• PROBLEM STATEMENT: Pick each line that has "private" out of the records.

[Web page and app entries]

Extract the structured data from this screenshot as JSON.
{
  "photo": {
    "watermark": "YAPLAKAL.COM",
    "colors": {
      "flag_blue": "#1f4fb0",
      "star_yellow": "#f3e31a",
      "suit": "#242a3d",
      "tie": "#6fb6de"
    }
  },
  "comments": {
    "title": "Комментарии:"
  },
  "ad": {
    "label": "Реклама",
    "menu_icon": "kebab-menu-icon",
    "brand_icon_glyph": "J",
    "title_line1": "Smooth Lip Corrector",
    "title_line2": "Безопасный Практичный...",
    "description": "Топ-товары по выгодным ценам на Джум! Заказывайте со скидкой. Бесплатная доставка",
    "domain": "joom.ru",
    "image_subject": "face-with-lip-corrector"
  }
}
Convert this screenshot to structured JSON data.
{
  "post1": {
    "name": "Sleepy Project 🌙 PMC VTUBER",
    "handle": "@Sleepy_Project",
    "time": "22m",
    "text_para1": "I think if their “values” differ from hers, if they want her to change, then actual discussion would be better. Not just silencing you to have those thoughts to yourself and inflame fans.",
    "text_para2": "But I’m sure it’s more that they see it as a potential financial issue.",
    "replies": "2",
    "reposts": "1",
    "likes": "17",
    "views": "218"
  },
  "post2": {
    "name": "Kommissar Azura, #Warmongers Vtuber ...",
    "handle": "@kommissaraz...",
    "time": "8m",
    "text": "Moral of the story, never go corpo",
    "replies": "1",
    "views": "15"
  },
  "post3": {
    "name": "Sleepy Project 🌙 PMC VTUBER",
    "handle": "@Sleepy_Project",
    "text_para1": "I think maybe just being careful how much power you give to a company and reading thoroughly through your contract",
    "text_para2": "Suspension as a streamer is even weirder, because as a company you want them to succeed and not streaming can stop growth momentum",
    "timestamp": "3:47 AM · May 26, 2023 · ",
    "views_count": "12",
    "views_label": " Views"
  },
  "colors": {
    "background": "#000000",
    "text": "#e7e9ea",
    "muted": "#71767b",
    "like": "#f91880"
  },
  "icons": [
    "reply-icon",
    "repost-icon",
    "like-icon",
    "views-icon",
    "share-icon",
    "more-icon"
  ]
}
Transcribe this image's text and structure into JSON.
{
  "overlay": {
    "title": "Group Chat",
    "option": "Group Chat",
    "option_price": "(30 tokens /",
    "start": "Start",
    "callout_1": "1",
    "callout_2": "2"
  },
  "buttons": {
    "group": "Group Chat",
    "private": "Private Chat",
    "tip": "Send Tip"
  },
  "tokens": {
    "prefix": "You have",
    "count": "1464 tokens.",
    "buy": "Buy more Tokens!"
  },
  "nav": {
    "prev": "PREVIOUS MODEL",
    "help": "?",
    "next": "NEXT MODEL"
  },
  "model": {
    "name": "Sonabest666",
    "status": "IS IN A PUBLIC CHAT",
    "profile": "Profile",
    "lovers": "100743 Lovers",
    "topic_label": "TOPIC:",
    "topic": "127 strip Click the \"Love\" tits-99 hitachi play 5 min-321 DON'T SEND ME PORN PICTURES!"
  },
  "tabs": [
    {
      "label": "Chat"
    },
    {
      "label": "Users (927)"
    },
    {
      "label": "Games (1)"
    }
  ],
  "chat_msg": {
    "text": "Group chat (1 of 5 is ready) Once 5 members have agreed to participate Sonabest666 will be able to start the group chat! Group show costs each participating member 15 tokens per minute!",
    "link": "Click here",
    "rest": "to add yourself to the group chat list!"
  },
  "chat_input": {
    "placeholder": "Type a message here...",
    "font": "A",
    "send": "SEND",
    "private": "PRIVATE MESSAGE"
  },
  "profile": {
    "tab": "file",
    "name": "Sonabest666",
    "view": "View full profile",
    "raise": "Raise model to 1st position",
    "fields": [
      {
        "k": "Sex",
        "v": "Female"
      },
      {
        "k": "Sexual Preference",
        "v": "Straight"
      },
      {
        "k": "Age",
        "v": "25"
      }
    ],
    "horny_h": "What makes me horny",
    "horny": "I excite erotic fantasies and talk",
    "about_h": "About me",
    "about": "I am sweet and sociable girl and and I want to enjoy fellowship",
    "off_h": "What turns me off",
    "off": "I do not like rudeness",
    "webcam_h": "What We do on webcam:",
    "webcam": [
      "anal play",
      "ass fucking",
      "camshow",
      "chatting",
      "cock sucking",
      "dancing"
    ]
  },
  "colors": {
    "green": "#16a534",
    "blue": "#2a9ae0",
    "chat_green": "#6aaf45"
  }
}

• YOUR SOLUTION:
    "private": "Private Chat",
    "private": "PRIVATE MESSAGE"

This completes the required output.